• Task item: Copy each line of the records below that mentions the word "summary".

• Data section:
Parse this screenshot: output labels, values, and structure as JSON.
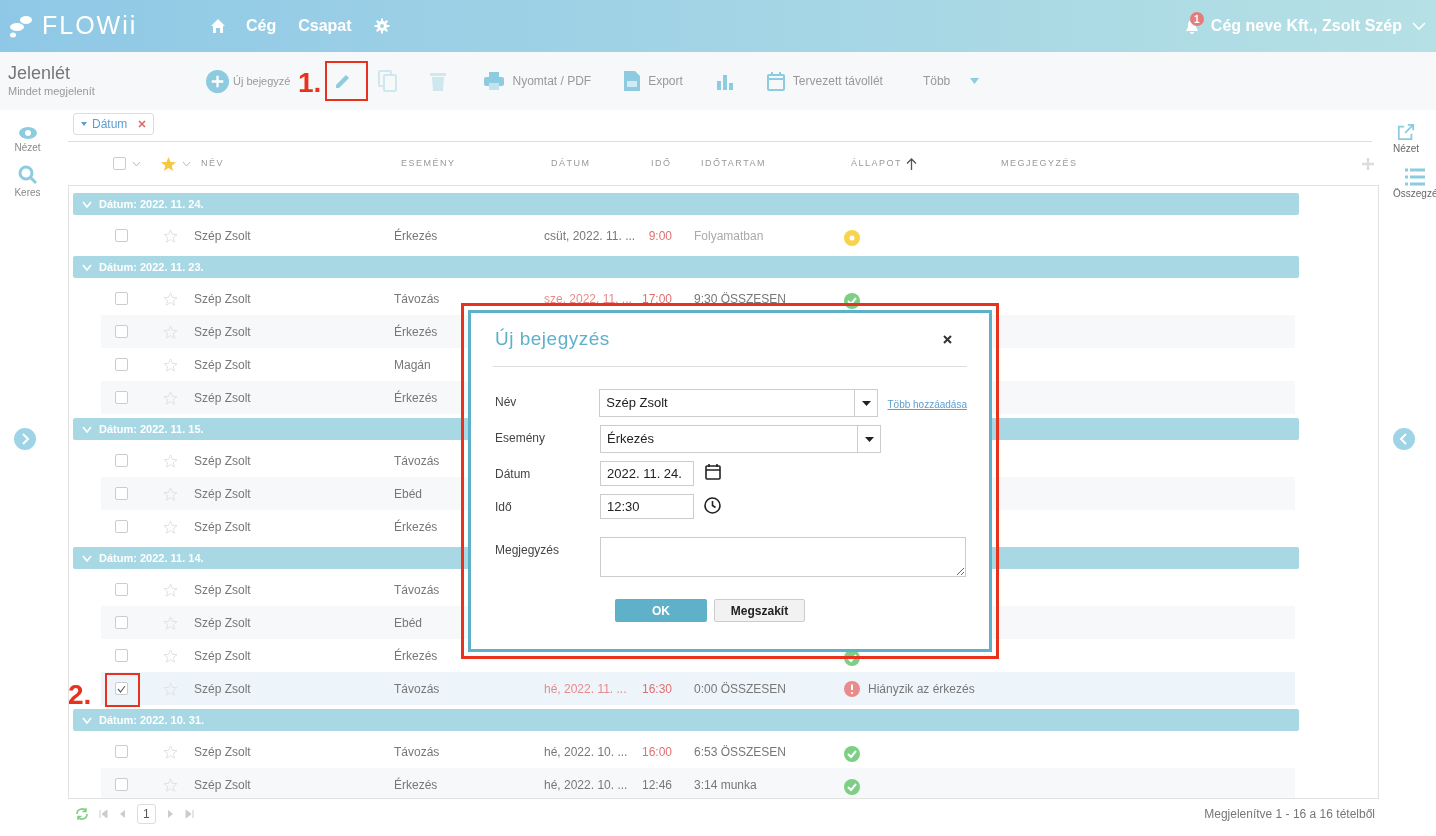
{
  "top_bar": {
    "logo": "FLOWii",
    "nav": [
      "Cég",
      "Csapat"
    ],
    "notifications": "1",
    "account": "Cég neve Kft., Zsolt Szép"
  },
  "toolbar": {
    "title": "Jelenlét",
    "subtitle": "Mindet megjelenít",
    "new_entry": "Új bejegyzé",
    "print": "Nyomtat / PDF",
    "export": "Export",
    "planned_absence": "Tervezett távollét",
    "more": "Több"
  },
  "left_sidebar": [
    {
      "kind": "view",
      "label": "Nézet"
    },
    {
      "kind": "search",
      "label": "Keres"
    }
  ],
  "right_sidebar": [
    {
      "kind": "open",
      "label": "Nézet"
    },
    {
      "kind": "summary",
      "label": "Összegzé"
    }
  ],
  "filter_chip": "Dátum",
  "table": {
    "all_checked": false,
    "columns": [
      "NÉV",
      "ESEMÉNY",
      "DÁTUM",
      "IDŐ",
      "IDŐTARTAM",
      "ÁLLAPOT",
      "MEGJEGYZÉS"
    ],
    "groups": [
      {
        "label": "Dátum: 2022. 11. 24.",
        "rows": [
          {
            "selected": false,
            "name": "Szép Zsolt",
            "event": "Érkezés",
            "date": "csüt, 2022. 11. ...",
            "date_alert": false,
            "time": "9:00",
            "time_alert": true,
            "duration": "Folyamatban",
            "status": {
              "kind": "in_progress"
            }
          }
        ]
      },
      {
        "label": "Dátum: 2022. 11. 23.",
        "rows": [
          {
            "selected": false,
            "name": "Szép Zsolt",
            "event": "Távozás",
            "date": "sze, 2022. 11. ...",
            "date_alert": true,
            "time": "17:00",
            "time_alert": true,
            "duration": "9:30 ÖSSZESEN",
            "status": {
              "kind": "ok"
            }
          },
          {
            "selected": false,
            "name": "Szép Zsolt",
            "event": "Érkezés"
          },
          {
            "selected": false,
            "name": "Szép Zsolt",
            "event": "Magán"
          },
          {
            "selected": false,
            "name": "Szép Zsolt",
            "event": "Érkezés"
          }
        ]
      },
      {
        "label": "Dátum: 2022. 11. 15.",
        "rows": [
          {
            "selected": false,
            "name": "Szép Zsolt",
            "event": "Távozás"
          },
          {
            "selected": false,
            "name": "Szép Zsolt",
            "event": "Ebéd"
          },
          {
            "selected": false,
            "name": "Szép Zsolt",
            "event": "Érkezés"
          }
        ]
      },
      {
        "label": "Dátum: 2022. 11. 14.",
        "rows": [
          {
            "selected": false,
            "name": "Szép Zsolt",
            "event": "Távozás"
          },
          {
            "selected": false,
            "name": "Szép Zsolt",
            "event": "Ebéd"
          },
          {
            "selected": false,
            "name": "Szép Zsolt",
            "event": "Érkezés",
            "status": {
              "kind": "ok"
            }
          },
          {
            "selected": true,
            "name": "Szép Zsolt",
            "event": "Távozás",
            "date": "hé, 2022. 11. ...",
            "date_alert": true,
            "time": "16:30",
            "time_alert": true,
            "duration": "0:00 ÖSSZESEN",
            "status": {
              "kind": "error",
              "text": "Hiányzik az érkezés"
            }
          }
        ]
      },
      {
        "label": "Dátum: 2022. 10. 31.",
        "rows": [
          {
            "selected": false,
            "name": "Szép Zsolt",
            "event": "Távozás",
            "date": "hé, 2022. 10. ...",
            "date_alert": false,
            "time": "16:00",
            "time_alert": true,
            "duration": "6:53 ÖSSZESEN",
            "status": {
              "kind": "ok"
            }
          },
          {
            "selected": false,
            "name": "Szép Zsolt",
            "event": "Érkezés",
            "date": "hé, 2022. 10. ...",
            "date_alert": false,
            "time": "12:46",
            "time_alert": false,
            "duration": "3:14 munka",
            "status": {
              "kind": "ok"
            }
          }
        ]
      }
    ]
  },
  "pager": {
    "page": "1",
    "summary": "Megjelenítve 1 - 16 a 16 tételből"
  },
  "dialog": {
    "title": "Új bejegyzés",
    "fields": [
      {
        "kind": "select",
        "label": "Név",
        "value": "Szép Zsolt",
        "link": "Több hozzáadása"
      },
      {
        "kind": "select",
        "label": "Esemény",
        "value": "Érkezés"
      },
      {
        "kind": "date",
        "label": "Dátum",
        "value": "2022. 11. 24."
      },
      {
        "kind": "time",
        "label": "Idő",
        "value": "12:30"
      },
      {
        "kind": "textarea",
        "label": "Megjegyzés"
      }
    ],
    "buttons": [
      "OK",
      "Megszakít"
    ]
  },
  "annotations": [
    "1.",
    "2."
  ]
}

• Output of the task:
      "kind": "summary",
    "summary": "Megjelenítve 1 - 16 a 16 tételből"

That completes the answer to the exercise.